On 18 May 2017, the Netherlands Society for Parasitology and the Belgian Society of Parasitology and Protistology awarded the Merial Award to Prof. Guy Caljon from the University of Antwerp (Laboratory of Microbiology, Parasitology and Hygiene) for his research in parasitology, particularly for his work on insect-transmitted parasitic infections.
Photo: From left to right: Dr. Renske van Rossem (MERIAL), Prof. Guy Caljon and Prof. Lodewijk Tielens.
More than 1 billion people are affected globally by neglected tropical diseases, including several infections that are initiated by the bites of blood feeding insects. Two major lethal diseases, sleeping sickness and visceral leishmaniasis, are initiated by tsetse flies and sand flies respectively. Since 2006, the research of Dr. Guy Caljon with colleagues at Vrije Universiteit Brussel and Instituut Tropische Geneeskunde Antwerpen explores the impact of insects on parasite infection. He discovered that tsetse flies are more than just flying syringes by uncovering particular features of a real infective bite.
This Belgian researcher first used a gene discovery approach to identify and functionally characterize the most abundant saliva proteins encoded in the tsetse fly genome. He subsequently discovered a major defect in the blood feeding behaviour of trypanosome-infected tsetse flies favouring parasite transmission. He could attribute this to a dysregulated saliva composition and a compromised anti-haemostatic activity. Caljon also illustrated that saliva has an immunological impact that exacerbates trypanosome infection. Further exploiting the immunogenicity of the major salivary antigens, he developed an innovative serological test that can be used in epidemiological surveys to evaluate exposure to a range of medically important tsetse fly species.
Dr. Caljon also documented that tsetse flies inoculate a particularly infective form of the trypanosome that can occupy a niche in the skin while engaging into interactions with dermal adipocytes. He also contributed to the identification of parasite virulence factors and to studies on liver pathology, destruction of immunological memory and damage to the blood-brain barrier during trypanosome infection. Caljon has also shown that high affinity biologicals (Nanobodies) can efficiently lyse trypanosomes, which is currently further explored in transmission-blocking approaches. Since his appointment at the University of Antwerp in 2016 as research professor, he extended his research to leishmaniasis for which he initiated a sand fly colony to enable natural infections.

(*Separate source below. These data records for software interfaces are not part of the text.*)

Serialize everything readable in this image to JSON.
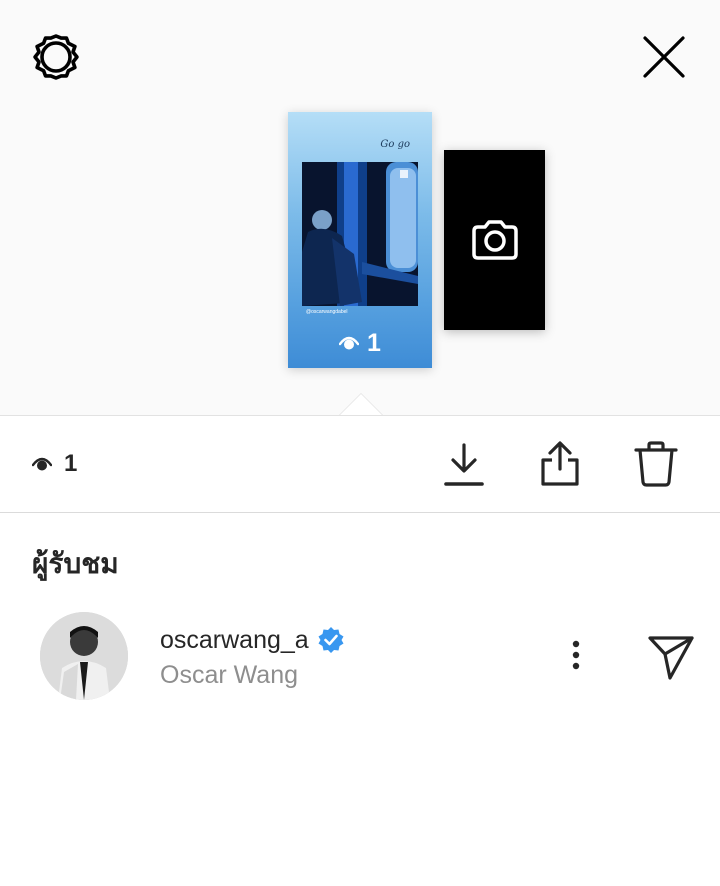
{
  "header": {
    "settings_icon": "gear-icon",
    "close_icon": "close-icon"
  },
  "story": {
    "caption": "Go go",
    "photo_handle": "@oscarwangdabel",
    "views": "1",
    "camera_icon": "camera-icon"
  },
  "actions": {
    "view_count": "1",
    "icons": [
      "download-icon",
      "share-icon",
      "trash-icon"
    ]
  },
  "viewers": {
    "title": "ผู้รับชม",
    "items": [
      {
        "username": "oscarwang_a",
        "verified": true,
        "full_name": "Oscar Wang"
      }
    ]
  },
  "colors": {
    "verified": "#3897f0",
    "secondary_text": "#8e8e8e",
    "primary_text": "#262626"
  }
}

The Merial Award is a professional prize for young, promising researchers in the field of veterinary or medical parasitology. The award consists of a certificate and pecuniary donation of € 3000. It is meant to encourage further professional ambitions in parasitology in the Benelux and to reward the scientific quality